#### Source data

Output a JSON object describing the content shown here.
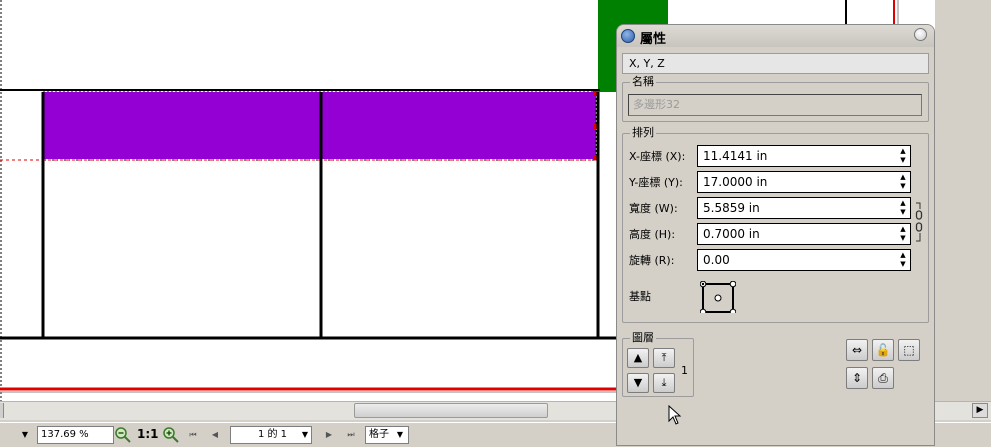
{
  "panel": {
    "title": "屬性",
    "xyz_tab": "X, Y, Z",
    "name_group_label": "名稱",
    "name_value": "多邊形32",
    "arrange_group_label": "排列",
    "fields": [
      {
        "label": "X-座標 (X):",
        "value": "11.4141 in"
      },
      {
        "label": "Y-座標 (Y):",
        "value": "17.0000 in"
      },
      {
        "label": "寬度 (W):",
        "value": "5.5859 in"
      },
      {
        "label": "高度 (H):",
        "value": "0.7000 in"
      },
      {
        "label": "旋轉 (R):",
        "value": "0.00"
      }
    ],
    "basis_label": "基點",
    "layer_group_label": "圖層",
    "layer_value": "1"
  },
  "statusbar": {
    "zoom": "137.69 %",
    "zoom_one": "1:1",
    "page": "1 的 1",
    "unit": "格子"
  },
  "colors": {
    "selected_shape": "#9400d3",
    "green_block": "#008000",
    "guide_red": "#e00000"
  },
  "icons": {
    "zoom_out": "magnifier-minus-icon",
    "zoom_in": "magnifier-plus-icon",
    "first_page": "first-page-icon",
    "prev_page": "prev-page-icon",
    "next_page": "next-page-icon",
    "last_page": "last-page-icon"
  }
}
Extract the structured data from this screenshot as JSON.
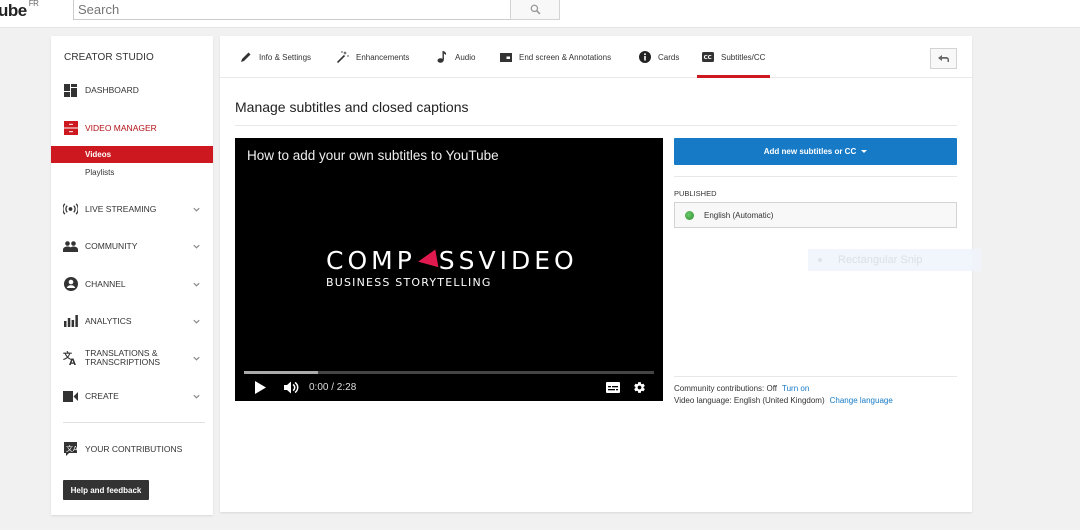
{
  "topbar": {
    "logo_text": "ube",
    "logo_region": "FR",
    "search_placeholder": "Search"
  },
  "sidebar": {
    "title": "CREATOR STUDIO",
    "items": [
      {
        "label": "DASHBOARD",
        "icon": "dashboard-icon"
      },
      {
        "label": "VIDEO MANAGER",
        "icon": "video-manager-icon",
        "active": true
      },
      {
        "label": "LIVE STREAMING",
        "icon": "live-streaming-icon"
      },
      {
        "label": "COMMUNITY",
        "icon": "community-icon"
      },
      {
        "label": "CHANNEL",
        "icon": "channel-icon"
      },
      {
        "label": "ANALYTICS",
        "icon": "analytics-icon"
      },
      {
        "label": "TRANSLATIONS &\nTRANSCRIPTIONS",
        "label_line1": "TRANSLATIONS &",
        "label_line2": "TRANSCRIPTIONS",
        "icon": "translate-icon"
      },
      {
        "label": "CREATE",
        "icon": "create-camera-icon"
      }
    ],
    "subitems": [
      {
        "label": "Videos",
        "active": true
      },
      {
        "label": "Playlists"
      }
    ],
    "contributions_label": "YOUR CONTRIBUTIONS",
    "help_label": "Help and feedback"
  },
  "tabs": [
    {
      "label": "Info & Settings",
      "icon": "pencil-icon"
    },
    {
      "label": "Enhancements",
      "icon": "magic-wand-icon"
    },
    {
      "label": "Audio",
      "icon": "music-note-icon"
    },
    {
      "label": "End screen & Annotations",
      "icon": "end-screen-icon"
    },
    {
      "label": "Cards",
      "icon": "info-icon"
    },
    {
      "label": "Subtitles/CC",
      "icon": "cc-icon",
      "active": true
    }
  ],
  "main": {
    "page_title": "Manage subtitles and closed captions",
    "video": {
      "title": "How to add your own subtitles to YouTube",
      "brand_left": "COMP",
      "brand_right": "SSVIDEO",
      "brand_sub": "BUSINESS STORYTELLING",
      "current_time": "0:00",
      "duration": "2:28",
      "time_display": "0:00 / 2:28",
      "buffered_fraction": 0.18
    },
    "add_button_label": "Add new subtitles or CC",
    "published_heading": "PUBLISHED",
    "published_tracks": [
      {
        "label": "English (Automatic)",
        "status_color": "#3a9a3a"
      }
    ],
    "overlay_snip_label": "Rectangular Snip",
    "community_contributions_label": "Community contributions: Off",
    "community_contributions_link": "Turn on",
    "video_language_label": "Video language: English (United Kingdom)",
    "video_language_link": "Change language"
  },
  "colors": {
    "accent_red": "#cc181e",
    "primary_blue": "#167ac6",
    "help_button_bg": "#333333"
  }
}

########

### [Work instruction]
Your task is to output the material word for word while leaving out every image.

### [Response]
Output a JSON object describing the content shown here.
{
  "panel": {
    "title": "屬性",
    "xyz_tab": "X, Y, Z",
    "name_group_label": "名稱",
    "name_value": "多邊形32",
    "arrange_group_label": "排列",
    "fields": [
      {
        "label": "X-座標 (X):",
        "value": "11.4141 in"
      },
      {
        "label": "Y-座標 (Y):",
        "value": "17.0000 in"
      },
      {
        "label": "寬度 (W):",
        "value": "5.5859 in"
      },
      {
        "label": "高度 (H):",
        "value": "0.7000 in"
      },
      {
        "label": "旋轉 (R):",
        "value": "0.00"
      }
    ],
    "basis_label": "基點",
    "layer_group_label": "圖層",
    "layer_value": "1"
  },
  "statusbar": {
    "zoom": "137.69 %",
    "zoom_one": "1:1",
    "page": "1 的 1",
    "unit": "格子"
  },
  "colors": {
    "selected_shape": "#9400d3",
    "green_block": "#008000",
    "guide_red": "#e00000"
  },
  "icons": {
    "zoom_out": "magnifier-minus-icon",
    "zoom_in": "magnifier-plus-icon",
    "first_page": "first-page-icon",
    "prev_page": "prev-page-icon",
    "next_page": "next-page-icon",
    "last_page": "last-page-icon"
  }
}
Extract the structured data from this screenshot as JSON.
{
  "topbar": {
    "logo_text": "ube",
    "logo_region": "FR",
    "search_placeholder": "Search"
  },
  "sidebar": {
    "title": "CREATOR STUDIO",
    "items": [
      {
        "label": "DASHBOARD",
        "icon": "dashboard-icon"
      },
      {
        "label": "VIDEO MANAGER",
        "icon": "video-manager-icon",
        "active": true
      },
      {
        "label": "LIVE STREAMING",
        "icon": "live-streaming-icon"
      },
      {
        "label": "COMMUNITY",
        "icon": "community-icon"
      },
      {
        "label": "CHANNEL",
        "icon": "channel-icon"
      },
      {
        "label": "ANALYTICS",
        "icon": "analytics-icon"
      },
      {
        "label": "TRANSLATIONS &\nTRANSCRIPTIONS",
        "label_line1": "TRANSLATIONS &",
        "label_line2": "TRANSCRIPTIONS",
        "icon": "translate-icon"
      },
      {
        "label": "CREATE",
        "icon": "create-camera-icon"
      }
    ],
    "subitems": [
      {
        "label": "Videos",
        "active": true
      },
      {
        "label": "Playlists"
      }
    ],
    "contributions_label": "YOUR CONTRIBUTIONS",
    "help_label": "Help and feedback"
  },
  "tabs": [
    {
      "label": "Info & Settings",
      "icon": "pencil-icon"
    },
    {
      "label": "Enhancements",
      "icon": "magic-wand-icon"
    },
    {
      "label": "Audio",
      "icon": "music-note-icon"
    },
    {
      "label": "End screen & Annotations",
      "icon": "end-screen-icon"
    },
    {
      "label": "Cards",
      "icon": "info-icon"
    },
    {
      "label": "Subtitles/CC",
      "icon": "cc-icon",
      "active": true
    }
  ],
  "main": {
    "page_title": "Manage subtitles and closed captions",
    "video": {
      "title": "How to add your own subtitles to YouTube",
      "brand_left": "COMP",
      "brand_right": "SSVIDEO",
      "brand_sub": "BUSINESS STORYTELLING",
      "current_time": "0:00",
      "duration": "2:28",
      "time_display": "0:00 / 2:28",
      "buffered_fraction": 0.18
    },
    "add_button_label": "Add new subtitles or CC",
    "published_heading": "PUBLISHED",
    "published_tracks": [
      {
        "label": "English (Automatic)",
        "status_color": "#3a9a3a"
      }
    ],
    "overlay_snip_label": "Rectangular Snip",
    "community_contributions_label": "Community contributions: Off",
    "community_contributions_link": "Turn on",
    "video_language_label": "Video language: English (United Kingdom)",
    "video_language_link": "Change language"
  },
  "colors": {
    "accent_red": "#cc181e",
    "primary_blue": "#167ac6",
    "help_button_bg": "#333333"
  }
}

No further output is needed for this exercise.